McLelland: “Haven’t seen any cash yet…I think you should name and shame.”

The ratings-topping duo, who are reaching the end of a record-setting three-year contract with radio conglomerate Austereo and are looking at a looming breakthrough on the lucrative US television landscape, did not respond to Crikey queries this morning over how much money they would donate to the community TV station.

In 2003, Hamish and Andy got their break on the sketch comedy show Radio Karate before Seven swooped with offers (the Hamish and Andy Show had a short life before the pair switched to Ten). Their talent was quickly recognised by Austereo, who made the duo drive-time stars across the country.

Last month, the Victorian state government gave $350,000 to the station, to build on a previous last-ditch rescue package of $650,000 received from federal authorities. But this falls well short of the amount needed to keep the digital stream flowing.

McLelland told Crikey the response rate to the subscription drive in general has been marked by a distinct “lack of enthusiasm”. The station relies on donations and sponsorship for 80% of its revenue.

Rove’s Manager Kevin Whyte said the former star of Channel 31’s The Loft, which also featured Helliar, was in the United States and would be difficult to contact before Crikey‘s deadline. Speculation has been swirling for months that Rove will soon stitch up a lucrative Los Angeles-based chat show deal following high-profile appearances last year on the Jay Leno Show. Tweets directed at Rove, who wished Helliar luck for the debut of his new TV show on his Twitter account this morning, went unreturned.

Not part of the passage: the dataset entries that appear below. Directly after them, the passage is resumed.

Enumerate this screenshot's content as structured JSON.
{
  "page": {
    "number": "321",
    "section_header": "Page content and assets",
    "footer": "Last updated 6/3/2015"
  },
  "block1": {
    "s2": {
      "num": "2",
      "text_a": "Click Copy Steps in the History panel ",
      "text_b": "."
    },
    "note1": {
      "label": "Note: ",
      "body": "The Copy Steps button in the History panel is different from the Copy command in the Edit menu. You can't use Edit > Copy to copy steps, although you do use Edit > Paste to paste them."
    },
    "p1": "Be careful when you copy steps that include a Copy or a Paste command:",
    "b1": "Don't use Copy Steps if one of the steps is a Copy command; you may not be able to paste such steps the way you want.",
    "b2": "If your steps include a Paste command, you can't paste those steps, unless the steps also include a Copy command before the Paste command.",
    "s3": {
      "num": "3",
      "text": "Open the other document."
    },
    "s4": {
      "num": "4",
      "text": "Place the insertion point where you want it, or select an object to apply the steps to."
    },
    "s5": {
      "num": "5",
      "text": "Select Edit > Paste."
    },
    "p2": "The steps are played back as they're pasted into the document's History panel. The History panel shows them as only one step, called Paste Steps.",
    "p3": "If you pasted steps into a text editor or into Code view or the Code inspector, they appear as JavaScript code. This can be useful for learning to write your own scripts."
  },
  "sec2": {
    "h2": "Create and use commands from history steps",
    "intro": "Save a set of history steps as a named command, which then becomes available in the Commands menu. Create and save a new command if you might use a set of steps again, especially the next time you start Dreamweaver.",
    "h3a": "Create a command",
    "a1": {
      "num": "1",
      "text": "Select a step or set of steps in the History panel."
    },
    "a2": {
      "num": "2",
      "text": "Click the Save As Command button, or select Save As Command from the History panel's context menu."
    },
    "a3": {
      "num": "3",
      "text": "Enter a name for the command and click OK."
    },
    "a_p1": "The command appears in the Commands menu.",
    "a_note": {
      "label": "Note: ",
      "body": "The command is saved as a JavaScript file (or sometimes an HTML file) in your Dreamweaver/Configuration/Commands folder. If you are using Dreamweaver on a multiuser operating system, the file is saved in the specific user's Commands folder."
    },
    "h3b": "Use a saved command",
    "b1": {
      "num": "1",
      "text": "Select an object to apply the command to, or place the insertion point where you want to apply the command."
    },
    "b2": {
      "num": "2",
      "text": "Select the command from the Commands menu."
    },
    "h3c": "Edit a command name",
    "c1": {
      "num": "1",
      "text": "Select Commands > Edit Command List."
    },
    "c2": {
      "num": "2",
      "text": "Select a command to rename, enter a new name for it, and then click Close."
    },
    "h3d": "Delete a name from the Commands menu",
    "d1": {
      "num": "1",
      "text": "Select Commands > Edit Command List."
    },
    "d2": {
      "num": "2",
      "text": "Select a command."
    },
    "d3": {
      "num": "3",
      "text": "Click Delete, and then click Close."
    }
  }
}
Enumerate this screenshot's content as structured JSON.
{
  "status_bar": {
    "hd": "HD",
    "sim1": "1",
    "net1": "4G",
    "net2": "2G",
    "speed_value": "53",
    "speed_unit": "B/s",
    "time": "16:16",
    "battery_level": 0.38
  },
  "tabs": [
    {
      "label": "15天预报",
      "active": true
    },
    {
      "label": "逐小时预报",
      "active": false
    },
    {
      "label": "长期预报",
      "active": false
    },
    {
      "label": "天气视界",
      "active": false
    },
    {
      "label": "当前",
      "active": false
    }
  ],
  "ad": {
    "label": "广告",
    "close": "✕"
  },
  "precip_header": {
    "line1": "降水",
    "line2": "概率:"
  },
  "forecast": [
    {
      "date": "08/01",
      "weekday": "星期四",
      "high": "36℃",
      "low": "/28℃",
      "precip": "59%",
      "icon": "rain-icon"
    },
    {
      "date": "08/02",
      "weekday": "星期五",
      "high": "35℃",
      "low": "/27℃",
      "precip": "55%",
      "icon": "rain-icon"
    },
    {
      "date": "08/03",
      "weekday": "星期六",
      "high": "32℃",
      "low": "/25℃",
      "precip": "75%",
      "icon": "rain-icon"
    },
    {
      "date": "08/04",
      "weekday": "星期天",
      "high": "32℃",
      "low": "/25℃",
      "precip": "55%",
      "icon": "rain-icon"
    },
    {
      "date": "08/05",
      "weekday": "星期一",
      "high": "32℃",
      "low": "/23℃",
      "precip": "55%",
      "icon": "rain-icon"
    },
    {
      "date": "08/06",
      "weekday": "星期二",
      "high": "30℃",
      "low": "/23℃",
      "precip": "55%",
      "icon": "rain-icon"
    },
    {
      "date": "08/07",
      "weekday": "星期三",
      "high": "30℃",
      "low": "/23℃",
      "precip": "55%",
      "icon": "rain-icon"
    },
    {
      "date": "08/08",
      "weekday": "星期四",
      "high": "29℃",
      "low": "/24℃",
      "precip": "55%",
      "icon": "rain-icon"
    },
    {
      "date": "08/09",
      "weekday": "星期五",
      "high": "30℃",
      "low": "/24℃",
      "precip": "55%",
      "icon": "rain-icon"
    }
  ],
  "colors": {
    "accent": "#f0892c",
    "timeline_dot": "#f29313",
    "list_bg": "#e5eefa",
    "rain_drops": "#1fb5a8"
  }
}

Whyte said Rove had supported the station in the past through numerous PR appearances but was unable to say if Rove had donated any money to Channel 31. In 2005, Rove hired Hamish and Andy to create a Network Ten show, Real Stories. Like Rove, Hamish and Andy also appeared last year on Leno.

Helliar got his break on Channel 31 stand-up show Under Melbourne Tonight before joining The Loft in 1997. Rove and Helliar then went on to repeat  the successful formula on Channel 10 with the Sunday night variety show Rove Live.

But Helliar’s publicist told Crikey the star was busy rehearsing for tonight’s premiere of Channel 7’s The Bounce and would be “difficult to contact”. Seven lured Helliar from Ten to helm the new show, reportedly for a six-figure sum.

The station’s last-ditch live telethon will air on Sunday at 7:30pm, hosted by Vasili from cult gardening show Vasili’s Garden.